by Lenie Lectura, 17 April 2015
The National Transmission Corp. (Transco) has submitted to Energy Secretary Carlos Jericho L. Petilla a report on the seven-hour power shortage that hit Mindanao on Easter Sunday.
Petilla, who received the report the other day, said he has yet to review it. The energy chief formed a group to come up with a detailed report on the Mindanao-wide blackout.
“We sent the preliminary report to the Department of Energy [DOE] on Thursday,” Transco President Rolando Bacani said.
He said the main cause of the brownout was traced to a “corroded suspension insulator shank” that “gave way,” causing the “transmission line to fall and hitting the other line conductors and tower parts.”
This, he added, resulted in a short circuit “which was not isolated on time.”
The power outage started at 7:50 a.m. Power was restored after seven hours.
Bacani said Mindanao, particularly in Zamboanga, continues to experience limited power supply.
Mindanao’s gross power reserve on April 18 stands at 74 megawatts (MW); 134 MW on April 19; and
56 MW on April 20.
“In Mindanao there are areas having rotational brownouts due to power supply contracting deficiency by distribution utilities and low outputs from hydropower plants,” DOE Director Myleen Capongcol said in a text message.

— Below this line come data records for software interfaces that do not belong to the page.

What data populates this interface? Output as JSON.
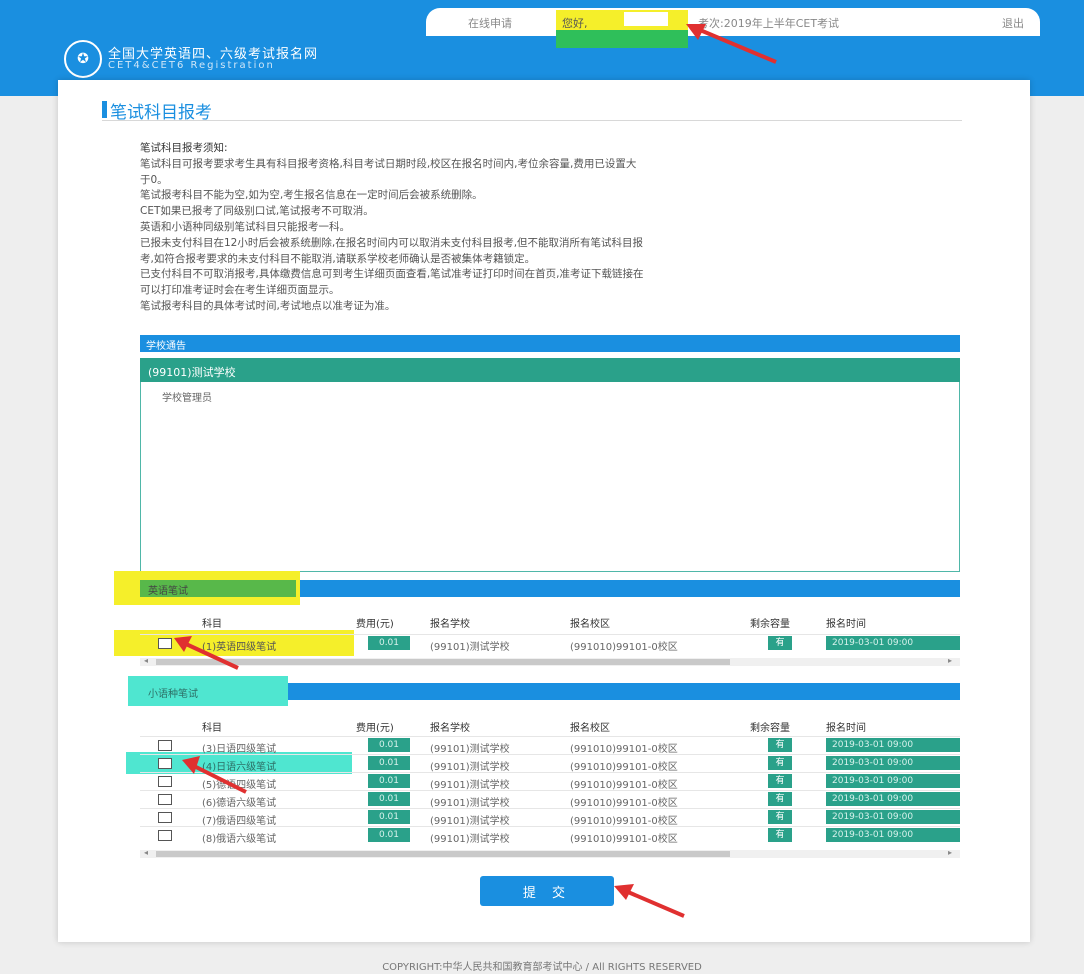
{
  "topbar": {
    "online_users": "在线申请",
    "user_label": "您好,",
    "exam_label": "考次:2019年上半年CET考试",
    "logout": "退出"
  },
  "brand": {
    "title_cn": "全国大学英语四、六级考试报名网",
    "title_en": "CET4&CET6 Registration"
  },
  "page": {
    "title": "笔试科目报考",
    "notes": [
      "笔试科目报考须知:",
      "笔试科目可报考要求考生具有科目报考资格,科目考试日期时段,校区在报名时间内,考位余容量,费用已设置大",
      "于0。",
      "笔试报考科目不能为空,如为空,考生报名信息在一定时间后会被系统删除。",
      "CET如果已报考了同级别口试,笔试报考不可取消。",
      "英语和小语种同级别笔试科目只能报考一科。",
      "已报未支付科目在12小时后会被系统删除,在报名时间内可以取消未支付科目报考,但不能取消所有笔试科目报",
      "考,如符合报考要求的未支付科目不能取消,请联系学校老师确认是否被集体考籍锁定。",
      "已支付科目不可取消报考,具体缴费信息可到考生详细页面查看,笔试准考证打印时间在首页,准考证下载链接在",
      "可以打印准考证时会在考生详细页面显示。",
      "笔试报考科目的具体考试时间,考试地点以准考证为准。"
    ]
  },
  "school_section": {
    "bar_label": "学校通告",
    "school_name": "(99101)测试学校",
    "school_sub": "学校管理员"
  },
  "english_section": {
    "bar_label": "英语笔试",
    "headers": [
      "科目",
      "费用(元)",
      "报名学校",
      "报名校区",
      "剩余容量",
      "报名时间"
    ],
    "rows": [
      {
        "subject": "(1)英语四级笔试",
        "fee": "0.01",
        "school": "(99101)测试学校",
        "campus": "(991010)99101-0校区",
        "capacity": "有",
        "time": "2019-03-01 09:00"
      }
    ]
  },
  "minor_section": {
    "bar_label": "小语种笔试",
    "headers": [
      "科目",
      "费用(元)",
      "报名学校",
      "报名校区",
      "剩余容量",
      "报名时间"
    ],
    "rows": [
      {
        "subject": "(3)日语四级笔试",
        "fee": "0.01",
        "school": "(99101)测试学校",
        "campus": "(991010)99101-0校区",
        "capacity": "有",
        "time": "2019-03-01 09:00"
      },
      {
        "subject": "(4)日语六级笔试",
        "fee": "0.01",
        "school": "(99101)测试学校",
        "campus": "(991010)99101-0校区",
        "capacity": "有",
        "time": "2019-03-01 09:00"
      },
      {
        "subject": "(5)德语四级笔试",
        "fee": "0.01",
        "school": "(99101)测试学校",
        "campus": "(991010)99101-0校区",
        "capacity": "有",
        "time": "2019-03-01 09:00"
      },
      {
        "subject": "(6)德语六级笔试",
        "fee": "0.01",
        "school": "(99101)测试学校",
        "campus": "(991010)99101-0校区",
        "capacity": "有",
        "time": "2019-03-01 09:00"
      },
      {
        "subject": "(7)俄语四级笔试",
        "fee": "0.01",
        "school": "(99101)测试学校",
        "campus": "(991010)99101-0校区",
        "capacity": "有",
        "time": "2019-03-01 09:00"
      },
      {
        "subject": "(8)俄语六级笔试",
        "fee": "0.01",
        "school": "(99101)测试学校",
        "campus": "(991010)99101-0校区",
        "capacity": "有",
        "time": "2019-03-01 09:00"
      }
    ]
  },
  "submit_label": "提 交",
  "footer": {
    "copyright": "COPYRIGHT:中华人民共和国教育部考试中心 / All RIGHTS RESERVED"
  },
  "colors": {
    "primary_blue": "#1a8fe0",
    "teal": "#2aa18a",
    "highlight_yellow": "#f5ef2a",
    "highlight_green": "#2fbf5a",
    "highlight_cyan": "#4fe6d0",
    "arrow_red": "#e03030"
  }
}
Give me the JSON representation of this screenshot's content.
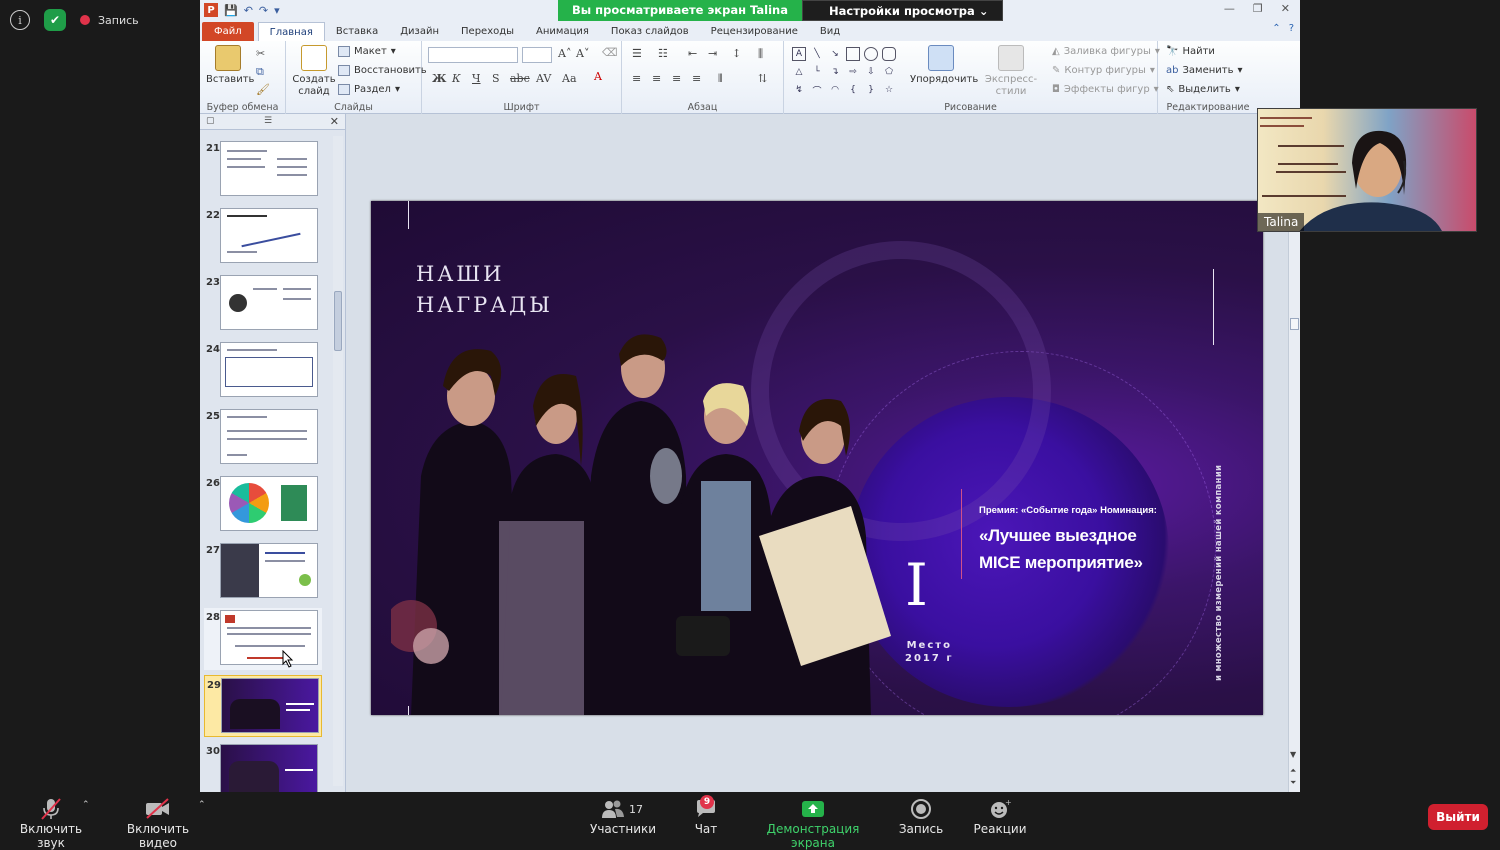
{
  "zoom": {
    "recording_label": "Запись",
    "banner_viewing": "Вы просматриваете экран Talina",
    "banner_settings": "Настройки просмотра",
    "participant_name": "Talina",
    "bottom": {
      "audio": "Включить звук",
      "video": "Включить видео",
      "participants": "Участники",
      "participants_count": "17",
      "chat": "Чат",
      "chat_badge": "9",
      "share": "Демонстрация экрана",
      "record": "Запись",
      "reactions": "Реакции",
      "leave": "Выйти"
    },
    "colors": {
      "share_green": "#25b24a",
      "leave_red": "#d0202f"
    }
  },
  "ppt": {
    "tabs": [
      "Файл",
      "Главная",
      "Вставка",
      "Дизайн",
      "Переходы",
      "Анимация",
      "Показ слайдов",
      "Рецензирование",
      "Вид"
    ],
    "ribbon": {
      "paste": "Вставить",
      "new_slide": "Создать слайд",
      "layout": "Макет",
      "reset": "Восстановить",
      "section": "Раздел",
      "arrange": "Упорядочить",
      "quick_styles": "Экспресс-стили",
      "shape_fill": "Заливка фигуры",
      "shape_outline": "Контур фигуры",
      "shape_effects": "Эффекты фигур",
      "find": "Найти",
      "replace": "Заменить",
      "select": "Выделить",
      "groups": {
        "clipboard": "Буфер обмена",
        "slides": "Слайды",
        "font": "Шрифт",
        "paragraph": "Абзац",
        "drawing": "Рисование",
        "editing": "Редактирование"
      }
    },
    "thumbnails": [
      "21",
      "22",
      "23",
      "24",
      "25",
      "26",
      "27",
      "28",
      "29",
      "30"
    ],
    "selected_slide": "29"
  },
  "slide": {
    "title_line1": "НАШИ",
    "title_line2": "НАГРАДЫ",
    "prize": "Премия: «Событие года» Номинация:",
    "award_line1": "«Лучшее выездное",
    "award_line2": "MICE мероприятие»",
    "roman": "I",
    "place": "Место",
    "year": "2017 г",
    "side_text": "и множество измерений нашей компании"
  }
}
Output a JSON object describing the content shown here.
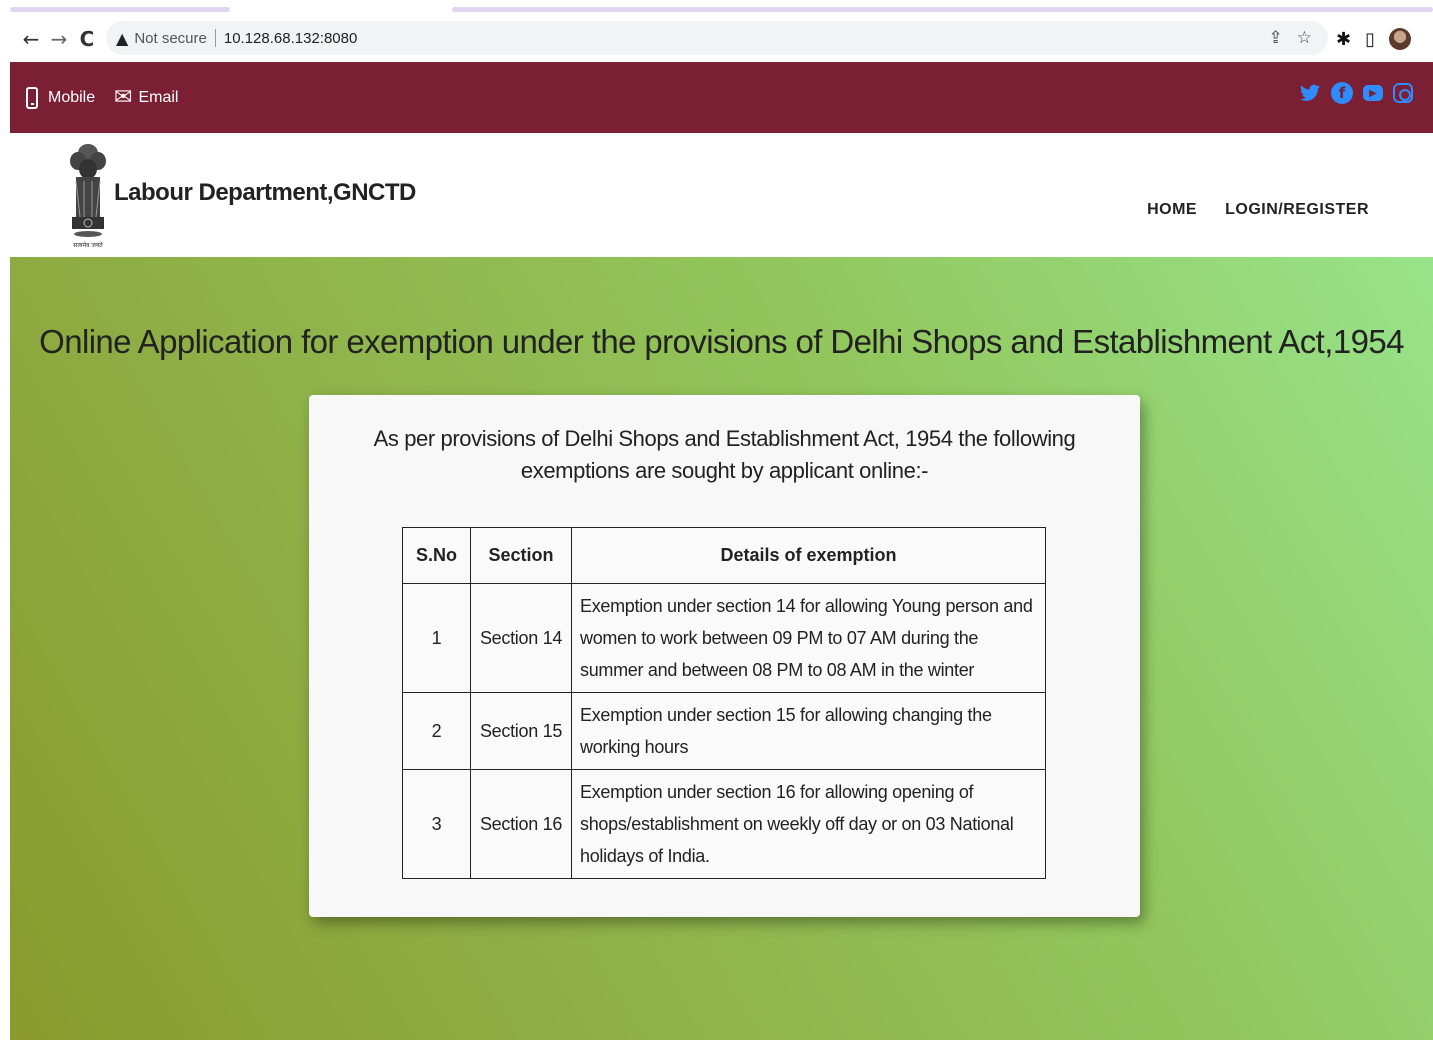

Bacani added that Transco recommended an immediate inspection or a replacement of all suspension insulators in the area, considering that these were installed a long time ago and a thorough inspection was wanting.
“We also recommended the immediate review of the timing coordination of protective relays and the installation of new and back-up protection as the case may be. These are just some of the recommendations included in our report to the DOE,” the Transco official said.
Petilla also said his office would conduct an investigation involving Therma South Inc. (TSI), a subsidiary of AboitizPower, whose power facility in Davao City was damaged by the recent Mindanao-wide blackout.
The property damage will delay the commercial operations of Unit 2 by approximately 10 months, or until February 2016. Unit 1 and Unit 2 of the power plant have yet to be turned over to TSI by its contractors.
TSI was scheduled to synchronize Unit 2 with the Mindanao grid last week. Full commercial operations was supposed to happen a month after.
“My question to them is simple. Where is their circuit breaker? Why are they the only ones affected? They can say all they want but they are a party of interest. We will investigate this,” Petilla said.
When sought for comment, TSI President Benjie Cariaso Jr. said the company is also concerned about the incident. “We are also conducting our own investigation, assisted by a third-party consultant, to determine the root cause of the incident.”
The auxiliary components to the boiler of Unit 2 of TSI’s 300-MW coal power plant were damaged. Affected areas and components include the air-preheater, as well as the electrostatic precipitator, which is part of the power plant’s pollution-control system.
More than 20 distribution utilities and electric cooperatives have signed up to receive capacity from TSI.
The TSI official assured the public that the status of Unit 2 will not affect the commissioning of Unit 1, which remains on schedule and should reach commercial operation by the end of June this year.